Website and app data records
= = = = =
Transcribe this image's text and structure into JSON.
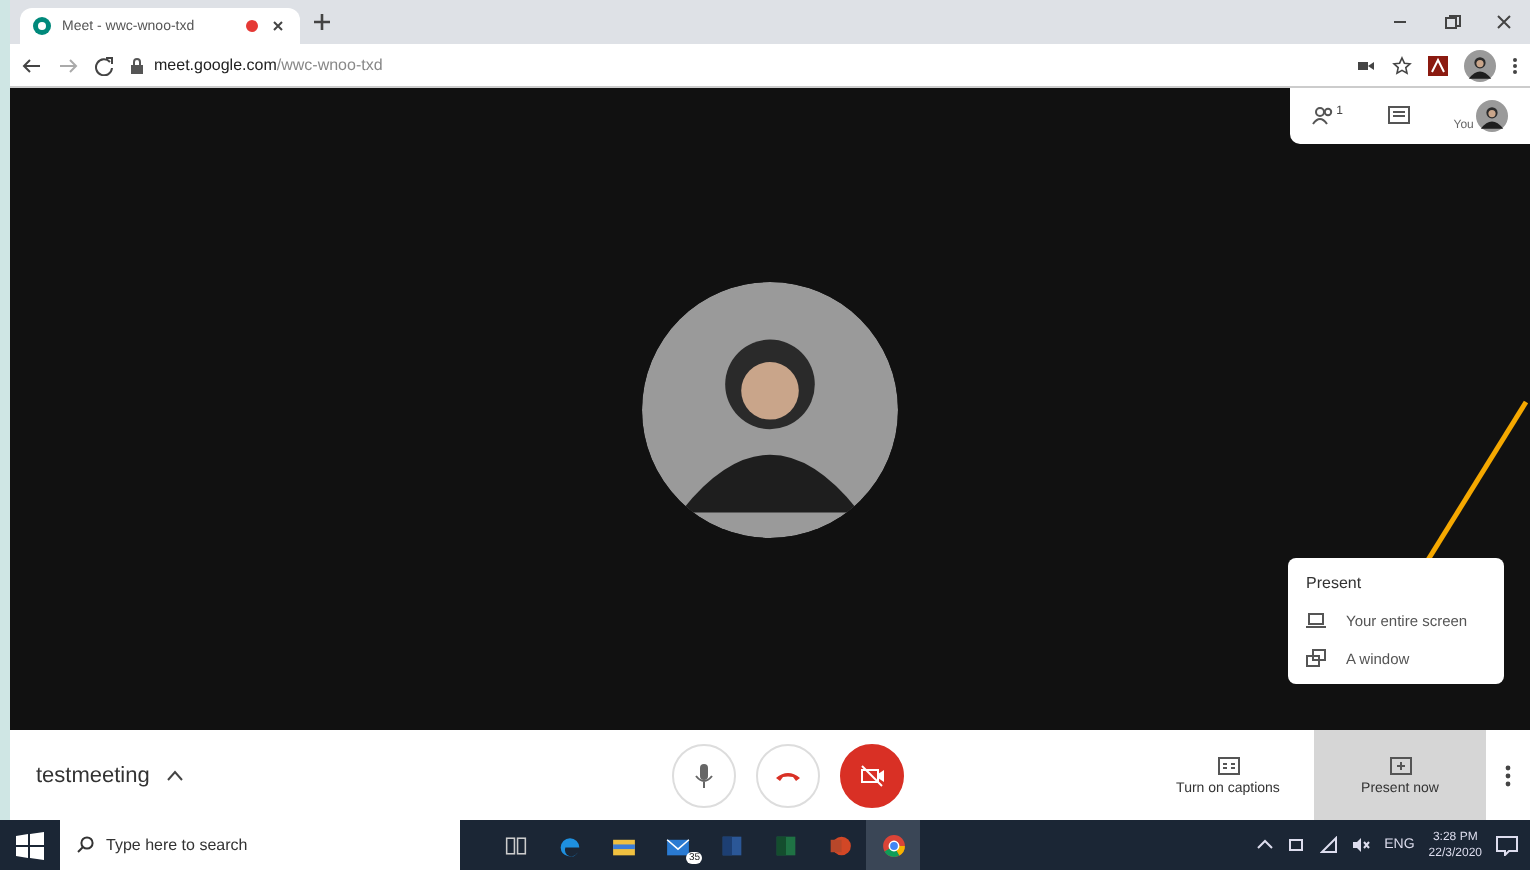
{
  "browser": {
    "tab": {
      "title": "Meet - wwc-wnoo-txd",
      "recording": true
    },
    "url": {
      "host": "meet.google.com",
      "path": "/wwc-wnoo-txd"
    }
  },
  "meet": {
    "top_panel": {
      "participants_count": "1",
      "you_label": "You"
    },
    "present_menu": {
      "title": "Present",
      "items": [
        {
          "kind": "screen",
          "label": "Your entire screen"
        },
        {
          "kind": "window",
          "label": "A window"
        }
      ]
    },
    "bottom_bar": {
      "meeting_name": "testmeeting",
      "controls": [
        {
          "kind": "mic",
          "muted": false
        },
        {
          "kind": "hangup",
          "muted": false
        },
        {
          "kind": "camera",
          "muted": true
        }
      ],
      "actions": [
        {
          "kind": "captions",
          "label": "Turn on captions",
          "selected": false
        },
        {
          "kind": "present",
          "label": "Present now",
          "selected": true
        }
      ]
    }
  },
  "taskbar": {
    "search": {
      "placeholder": "Type here to search"
    },
    "apps": [
      {
        "kind": "taskview",
        "selected": false
      },
      {
        "kind": "edge",
        "selected": false
      },
      {
        "kind": "explorer",
        "selected": false
      },
      {
        "kind": "mail",
        "badge": "35",
        "selected": false
      },
      {
        "kind": "word",
        "selected": false
      },
      {
        "kind": "excel",
        "selected": false
      },
      {
        "kind": "powerpoint",
        "selected": false
      },
      {
        "kind": "chrome",
        "selected": true
      }
    ],
    "tray": {
      "language": "ENG",
      "time": "3:28 PM",
      "date": "22/3/2020"
    }
  }
}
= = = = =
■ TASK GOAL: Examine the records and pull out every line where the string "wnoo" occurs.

■ REPLY:
      "title": "Meet - wwc-wnoo-txd",
      "path": "/wwc-wnoo-txd"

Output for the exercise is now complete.